The critical importance of the cholinergic mediation of islet hormone secretion for glucose homeostasis is evident from studies using mice with either β-cell deletion of the M3 receptors or β-cell overexpression of M3 receptors [8]. The β-cell M3 knockout mice have defective insulin secretion and glucose intolerance, whereas β-cell M3 receptor overexpressing mice have increased insulin secretion and enhanced glucose tolerance. The mice with β-cell overexpression of M3 receptors are also resistant to diet-induced glucose intolerance and hyperglycemia [8].

Neuropeptides contained in islet parasympathetic nerve terminals may also contribute to vagally induced stimulation of insulin and glucagon secretion, since in the dog insulin secretion after vagal nerve activation is not abolished by atropine, which blocks the muscarinic receptors. However, it is abolished by hexamethonium, which blocks the nicotinic receptors needed to activate postganglionic nerves [9]. The neuropeptides localized to islet parasympathetic nerve terminals and therefore potential mediators of the islet noncholinergic effects are gastrin-releasing polypeptide, vasoactive intestinal polypeptide, and pituitary adenylate cyclase-activating polypeptide [9].

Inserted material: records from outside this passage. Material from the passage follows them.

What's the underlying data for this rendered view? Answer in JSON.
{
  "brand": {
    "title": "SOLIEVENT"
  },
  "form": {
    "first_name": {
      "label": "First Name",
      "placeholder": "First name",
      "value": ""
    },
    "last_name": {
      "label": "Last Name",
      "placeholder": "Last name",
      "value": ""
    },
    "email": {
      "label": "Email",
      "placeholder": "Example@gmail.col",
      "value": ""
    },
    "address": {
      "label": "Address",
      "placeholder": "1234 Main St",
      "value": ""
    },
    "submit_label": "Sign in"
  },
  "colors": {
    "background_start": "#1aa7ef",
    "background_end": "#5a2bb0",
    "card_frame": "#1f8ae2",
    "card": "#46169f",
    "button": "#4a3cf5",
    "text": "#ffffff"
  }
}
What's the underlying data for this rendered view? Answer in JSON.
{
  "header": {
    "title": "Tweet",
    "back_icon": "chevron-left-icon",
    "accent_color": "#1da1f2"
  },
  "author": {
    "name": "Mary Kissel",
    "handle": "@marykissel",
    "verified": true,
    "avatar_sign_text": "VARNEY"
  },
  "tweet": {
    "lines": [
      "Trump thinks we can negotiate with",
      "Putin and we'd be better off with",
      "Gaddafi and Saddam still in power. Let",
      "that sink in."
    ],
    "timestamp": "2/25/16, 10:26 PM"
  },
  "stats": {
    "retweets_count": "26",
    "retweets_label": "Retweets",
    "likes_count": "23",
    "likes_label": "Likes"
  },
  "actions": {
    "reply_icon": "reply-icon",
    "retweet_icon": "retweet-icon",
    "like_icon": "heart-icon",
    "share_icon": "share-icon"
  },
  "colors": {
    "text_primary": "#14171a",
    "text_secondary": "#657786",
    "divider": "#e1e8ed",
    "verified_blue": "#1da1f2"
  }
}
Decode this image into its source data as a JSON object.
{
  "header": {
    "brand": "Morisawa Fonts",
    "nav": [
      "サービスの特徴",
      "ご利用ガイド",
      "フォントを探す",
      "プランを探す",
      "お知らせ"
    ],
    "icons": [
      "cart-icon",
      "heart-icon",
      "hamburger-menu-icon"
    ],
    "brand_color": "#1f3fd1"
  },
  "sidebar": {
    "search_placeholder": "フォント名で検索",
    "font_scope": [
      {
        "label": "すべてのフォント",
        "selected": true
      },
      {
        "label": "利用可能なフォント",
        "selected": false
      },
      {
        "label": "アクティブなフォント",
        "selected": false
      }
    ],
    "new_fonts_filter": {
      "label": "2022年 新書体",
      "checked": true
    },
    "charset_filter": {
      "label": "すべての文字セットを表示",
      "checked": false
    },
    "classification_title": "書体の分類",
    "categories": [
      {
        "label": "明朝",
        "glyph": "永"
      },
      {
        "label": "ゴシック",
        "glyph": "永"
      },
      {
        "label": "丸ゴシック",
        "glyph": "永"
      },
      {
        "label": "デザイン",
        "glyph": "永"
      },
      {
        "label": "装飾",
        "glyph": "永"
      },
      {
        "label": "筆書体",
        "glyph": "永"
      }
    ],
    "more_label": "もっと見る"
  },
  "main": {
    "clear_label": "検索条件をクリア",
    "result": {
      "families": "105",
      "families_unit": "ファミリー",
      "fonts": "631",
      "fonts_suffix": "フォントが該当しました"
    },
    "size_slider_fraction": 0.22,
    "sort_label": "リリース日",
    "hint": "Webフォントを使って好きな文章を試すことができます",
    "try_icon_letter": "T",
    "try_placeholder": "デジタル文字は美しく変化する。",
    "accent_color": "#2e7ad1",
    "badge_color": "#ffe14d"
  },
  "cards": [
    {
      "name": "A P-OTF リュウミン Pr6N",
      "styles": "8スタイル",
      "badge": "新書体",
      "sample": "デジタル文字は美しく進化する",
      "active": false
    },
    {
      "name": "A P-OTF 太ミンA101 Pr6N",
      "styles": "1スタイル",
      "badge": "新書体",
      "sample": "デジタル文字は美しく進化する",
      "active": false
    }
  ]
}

Gastrin-releasing polypeptide (GRP)

GRP is the mammalian homologue of the amphibian peptide bombesin. It consists of a 27-amino acid residue, which is α-amidated in its C-terminal methionine.The peptide is highly conserved during evolution, having an identical N-terminal end to bombesin, and the human and porcine forms of the peptide differ in only two residues. GRP is widely distributed in mammalian tissues, with particular abundance in the lung, the central nervous system, and the gut. In the pancreas, GRP is localized to islet nerves [1] and nerve terminals in the pancreatic ganglia, and is released from the isolated pig pancreas during vagal nerve activation [10]. GRP stimulates insulin secretion as shown in experimental studies in mice, pigs, and dogs [10–12]. This stimulation is mediated by activation of both β-cell and ganglionic GRP receptors, as evident from findings in vivo that the ganglionic antagonist hexamethonium and the muscarinic antagonist atropine both partially inhibit GRP-stimulated insulin secretion [1,13]. A main mechanism underlying the direct β-cell stimulation of GRP is increased cytoplasmic calcium due to stimulation of both calcium uptake from extracellular space and release from intracellular stores [14]. However, PKC [15] and phospholipase D (PLD) may also contribute to GRP-induced insulin secretion [1]. Hence, activation of several different signaling mechanisms may together contribute to the insulinotropic action of GRP.

Bombesin-like peptides activate several subspecies of receptors, but it is the GRP receptor (GRPR) that is the receptor subtype responsible for GRP-stimulated insulin secretion [16]. To study the physiology of GRP and islet function, mice with genetic deletion of the GRPR have been developed. These mice exhibit impaired insulin secretion in response to autonomic nerve activation by neuroglycopenia induced by 2-deoxyglucose (2-DG) [16]. 2-DG is known to activate the autonomic nerves, thereby increasing insulin secretion in mice by an effect that is counteracted by ganglionic blockade by hexamethonium [1]. Insulin secretion in response to oral glucose is also impaired in GRPR-deleted mice, indicating involvement of GRP in neural stimulation of insulin secretion after meal ingestion [17].

In contrast to the well-documented stimulation of insulin secretion by GRP, its potential effect on glucagon secretion is not established. One study demonstrated stimulation of glucagon secretion by GRP in mice [11], but other studies in dogs showed no effect on glucagon secretion [12]. Overall, GRP’s role seems more related to the insulinotropic than the glucagonotropic action of the parasympathetic nerves.

Click here to view all Chapter 9 references.